Any able-bodied resident of this town of 5,700 who doesn't have a gun to call his own today became a criminal in the eyes of the law.
The law is a three-paragraph city ordinance requiring a gun in every home, and ammunition in every gun. Violators face a $200 fine and up to 60 days in jail.
It went into effect today as men raced up and down Main Street in pickups shouting, "Where's yer gun?" at reporters.
Mayor Darvin Purdy, 38, a lawyer and National Rifle Association member who owns several guns of undisclosed caliber ("the caliber of my weapons is a personal matter") says the law is necessary to send criminals a message that they rape and pillage in Kennesaw at grave risk.
Not that there has been much rape or pillaging in this historic Civil War town, 24 miles north of Atlanta. Still, it has remained vigilant ever since Union commando James J. Andrews and his raiders stole a Confederate locomotive, the General, in 1862, while its conductor was eating breakfast, and set off to burn rebel bridges.
He was later caught and shot, after an 87-mile high-speed chase re-created in the movies, and any criminal who tries to pull off such a caper nowadays risks the same fate, some locals say.
Little old ladies pack the Kennesaw police pistol range alongside workmen from Lockheed to learn how to fire their first gun. They hound officers like Dwayne Wilson, an instructor, with the kind of questions lawyers hesitate to answer: just when can you shoot an assailant and go free?
"We tell 'em, 'If you're afraid he'll do you bodily harm, pull the trigger and take your chances with 12 ladies and gentlemen of the jury,' " Wilson said.
They take aim at the "X" plastered on life-size targets, and if they can hit the paper man from 21 to 45 feet, Wilson says he figures they can hit a burglar in a darkened bedroom.
Some have signed up for the 10 free guns the mayor has promised to give away, all gifts from out-of-town admirers who wanted to make sure Kennesaw had enough firepower to go around.

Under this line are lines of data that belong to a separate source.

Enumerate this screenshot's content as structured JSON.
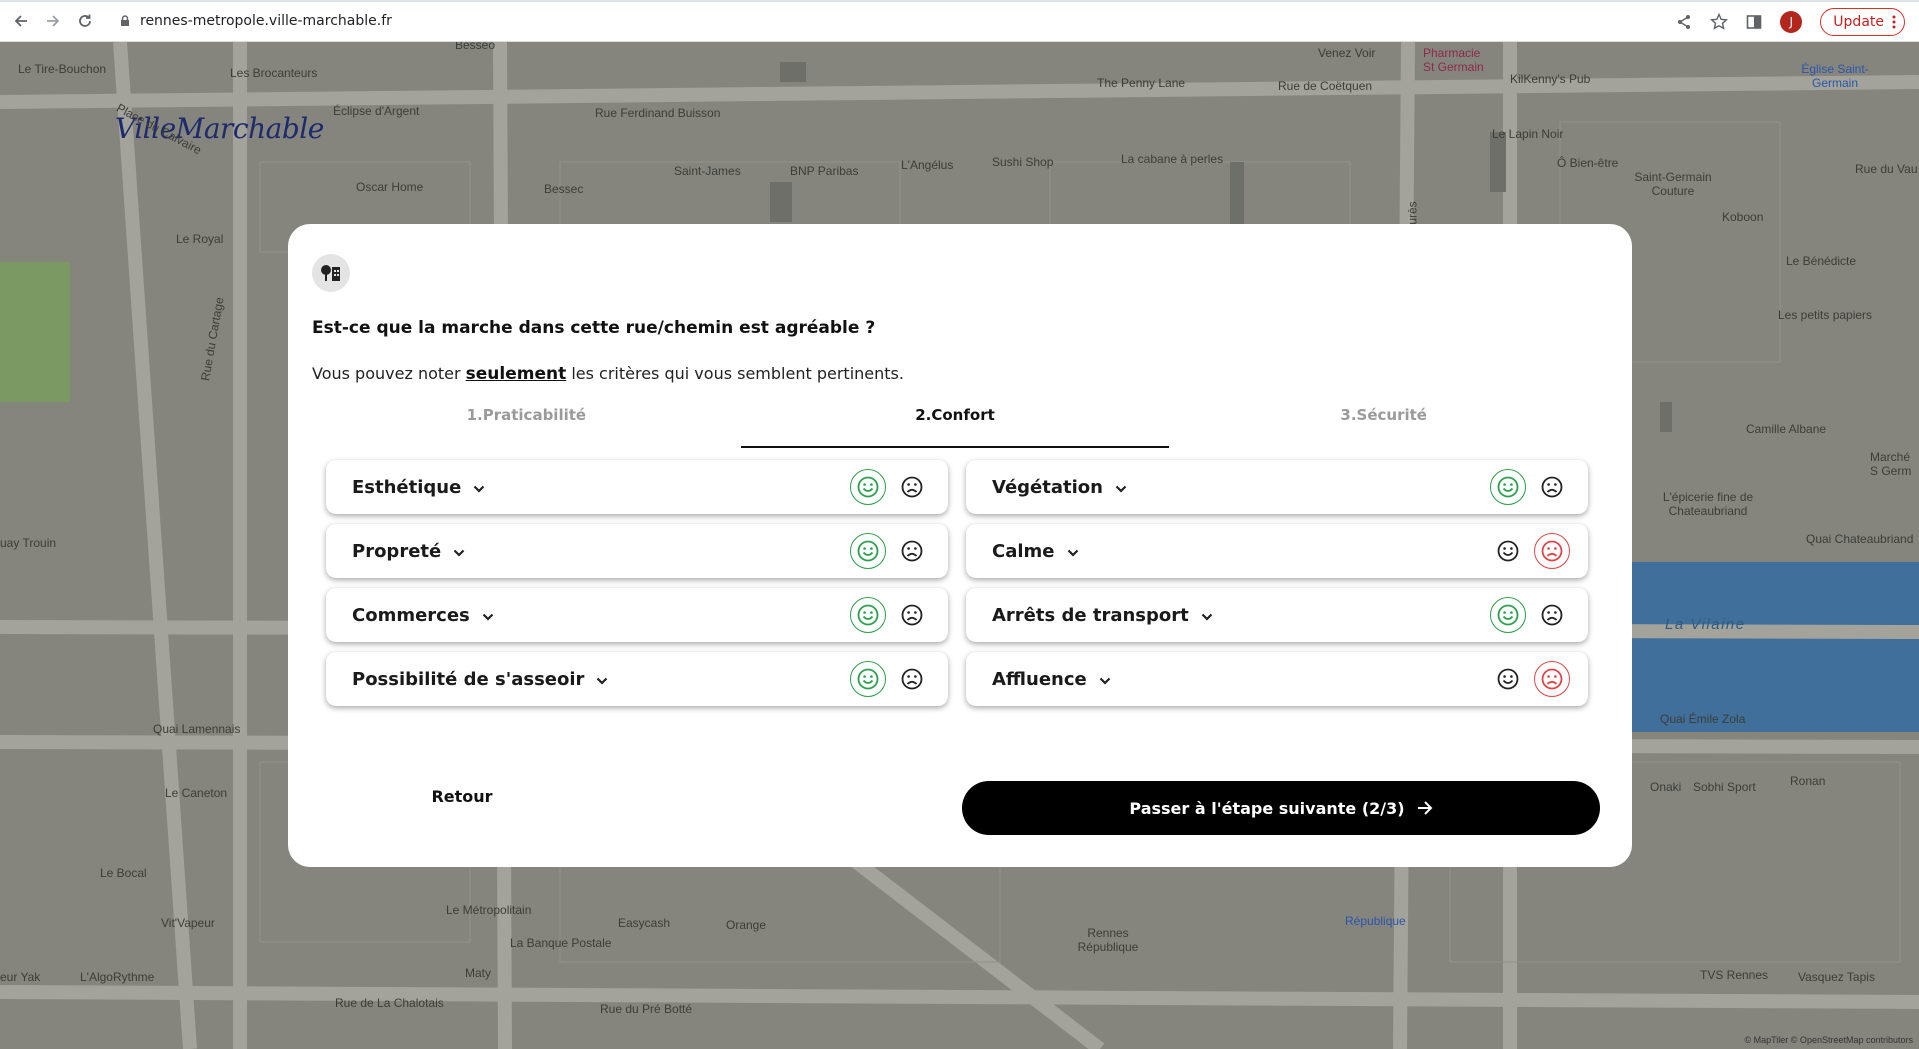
{
  "browser": {
    "url": "rennes-metropole.ville-marchable.fr",
    "profile_initial": "J",
    "update_label": "Update",
    "icons": [
      "back-icon",
      "forward-icon",
      "reload-icon",
      "lock-icon",
      "share-icon",
      "star-icon",
      "sidepanel-icon",
      "kebab-icon"
    ]
  },
  "map": {
    "logo": "VilleMarchable",
    "attribution": "© MapTiler © OpenStreetMap contributors",
    "labels": [
      {
        "text": "Le Tire-Bouchon",
        "tone": "dark"
      },
      {
        "text": "Les Brocanteurs",
        "tone": "dark"
      },
      {
        "text": "Besseo",
        "tone": "dark"
      },
      {
        "text": "Venez Voir",
        "tone": "dark"
      },
      {
        "text": "Pharmacie St Germain",
        "tone": "pink"
      },
      {
        "text": "Église Saint-Germain",
        "tone": "blue"
      },
      {
        "text": "The Penny Lane",
        "tone": "dark"
      },
      {
        "text": "Rue de Coëtquen",
        "tone": "dark"
      },
      {
        "text": "KilKenny's Pub",
        "tone": "dark"
      },
      {
        "text": "Éclipse d'Argent",
        "tone": "dark"
      },
      {
        "text": "Rue Ferdinand Buisson",
        "tone": "dark"
      },
      {
        "text": "Place du Calvaire",
        "tone": "dark"
      },
      {
        "text": "Le Lapin Noir",
        "tone": "dark"
      },
      {
        "text": "Saint-James",
        "tone": "dark"
      },
      {
        "text": "BNP Paribas",
        "tone": "dark"
      },
      {
        "text": "L'Angélus",
        "tone": "dark"
      },
      {
        "text": "Sushi Shop",
        "tone": "dark"
      },
      {
        "text": "La cabane à perles",
        "tone": "dark"
      },
      {
        "text": "Ô Bien-être",
        "tone": "dark"
      },
      {
        "text": "Rue du Vau",
        "tone": "dark"
      },
      {
        "text": "Oscar Home",
        "tone": "dark"
      },
      {
        "text": "Bessec",
        "tone": "dark"
      },
      {
        "text": "Saint-Germain Couture",
        "tone": "dark"
      },
      {
        "text": "Koboon",
        "tone": "dark"
      },
      {
        "text": "Le Royal",
        "tone": "dark"
      },
      {
        "text": "Le Bénédicte",
        "tone": "dark"
      },
      {
        "text": "Les petits papiers",
        "tone": "dark"
      },
      {
        "text": "Camille Albane",
        "tone": "dark"
      },
      {
        "text": "Marché S Germ",
        "tone": "dark"
      },
      {
        "text": "L'épicerie fine de Chateaubriand",
        "tone": "dark"
      },
      {
        "text": "Quai Chateaubriand",
        "tone": "dark"
      },
      {
        "text": "uay Trouin",
        "tone": "dark"
      },
      {
        "text": "La Vilaine",
        "tone": "water"
      },
      {
        "text": "Quai Émile Zola",
        "tone": "dark"
      },
      {
        "text": "Quai Lamennais",
        "tone": "dark"
      },
      {
        "text": "Onaki",
        "tone": "dark"
      },
      {
        "text": "Sobhi Sport",
        "tone": "dark"
      },
      {
        "text": "Ronan",
        "tone": "dark"
      },
      {
        "text": "Le Caneton",
        "tone": "dark"
      },
      {
        "text": "Le Bocal",
        "tone": "dark"
      },
      {
        "text": "Vit'Vapeur",
        "tone": "dark"
      },
      {
        "text": "Le Métropolitain",
        "tone": "dark"
      },
      {
        "text": "Easycash",
        "tone": "dark"
      },
      {
        "text": "Orange",
        "tone": "dark"
      },
      {
        "text": "La Banque Postale",
        "tone": "dark"
      },
      {
        "text": "Rennes République",
        "tone": "dark"
      },
      {
        "text": "République",
        "tone": "blue"
      },
      {
        "text": "TVS Rennes",
        "tone": "dark"
      },
      {
        "text": "Vasquez Tapis",
        "tone": "dark"
      },
      {
        "text": "eur Yak",
        "tone": "dark"
      },
      {
        "text": "L'AlgoRythme",
        "tone": "dark"
      },
      {
        "text": "Maty",
        "tone": "dark"
      },
      {
        "text": "Rue de La Chalotais",
        "tone": "dark"
      },
      {
        "text": "Rue du Pré Botté",
        "tone": "dark"
      },
      {
        "text": "Rue du Cartage",
        "tone": "dark"
      },
      {
        "text": "Jean Jaurès",
        "tone": "dark"
      }
    ]
  },
  "modal": {
    "question": "Est-ce que la marche dans cette rue/chemin est agréable ?",
    "subtitle_before": "Vous pouvez noter ",
    "subtitle_strong": "seulement",
    "subtitle_after": " les critères qui vous semblent pertinents.",
    "tabs": [
      {
        "label": "1.Praticabilité",
        "active": false
      },
      {
        "label": "2.Confort",
        "active": true
      },
      {
        "label": "3.Sécurité",
        "active": false
      }
    ],
    "criteria": [
      {
        "label": "Esthétique",
        "selected": "good"
      },
      {
        "label": "Végétation",
        "selected": "good"
      },
      {
        "label": "Propreté",
        "selected": "good"
      },
      {
        "label": "Calme",
        "selected": "bad"
      },
      {
        "label": "Commerces",
        "selected": "good"
      },
      {
        "label": "Arrêts de transport",
        "selected": "good"
      },
      {
        "label": "Possibilité de s'asseoir",
        "selected": "good"
      },
      {
        "label": "Affluence",
        "selected": "bad"
      }
    ],
    "back_label": "Retour",
    "next_label": "Passer à l'étape suivante (2/3)"
  },
  "colors": {
    "good": "#2aa04a",
    "bad": "#e04444",
    "primary": "#000000",
    "map_base": "#86867f",
    "water": "#3f6f9a"
  }
}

They needn't fret.
"This may be a town of only 5,000 people, but there must be at least 50,000 guns," said carpet salesman Jerry Lyn, 43, a former paratrooper in Vietnam who dropped into Lawson's Texaco to fill up, swap war stories and talk about his favorite guns.
"Everybody's for the gun ordinance except kooks," said Lee Lawson, 60, the gas station owner. "It's a good thing to let criminals know you're ready for 'em." He grinned and told about the night he chased a carload of drunks from his back yard with 15 quick shots from a .30-cal. carbine.
"They drove into my yard whoopin' and hollerin', and I yelled, 'You're on private property.' They cussed me out and kept partying. So I bounced a few shots off the brick wall. They tore up their cars getting off my place."
He said he doesn't think he'd have the heart to kill anyone: he'd give a robber a fair chance to put up his hands.
But some say the forced arms buildup is dangerous. Retired police officer Bill Prince, 44, said he thinks that more guns in the home means more people will shoot each other.
"Someone gets mad, first thing he does is grab a gun. I've seen husbands and wives threaten each other, 'You were out with so and so, I'll blow your brains out.' Always talked 'em out of it, but there are plenty who pull the trigger," he said.
Even Robert Carrier, 21, a $5-an-hour county employe who plunked down $35 for a .38 special to comply with the law, calls it "ridiculous, just another stupid law. You got little kids in the house, you're just inviting trouble."
The American Civil Liberties Union sought an injunction today in federal court in Atlanta to halt the law. And up the road in Acworth, the City Council passed a parody ordinance requiring all households to own fishing poles.
Mayor Purdy says he doesn't think it's funny. Last year there were 55 burglaries. Since the ordinance was passed, almost three months ago, there have been three. And Purdy says police will not be above checking shotgun racks on routine house calls, to enforce compliance. Those who refuse to have a firearm could face arrest. Convicted felons, the disabled and conscientious objectors are excused.
Not that a law was needed. About 9 out of 10 households already owned guns before the City Council passed the controversial ordinance as a response to a Morton Grove, Ill., (nicknamed "Moron Grove" here) statute banning handguns.
A country tune, "Kennesaw Get Your Guns," is spinning on local stations. It is a song by Jimmy Moore, a plumber who says "Every issue ought to have a song you can dance to." And merchants like Dent Myers, 51, are prospering, selling souvenir Ku Klux Klan robes, Kennesaw T-shirts and $2 citizenship papers to tourists.
"This is just a nice, easygoing town with a silent majority and a pioneer spirit," he said.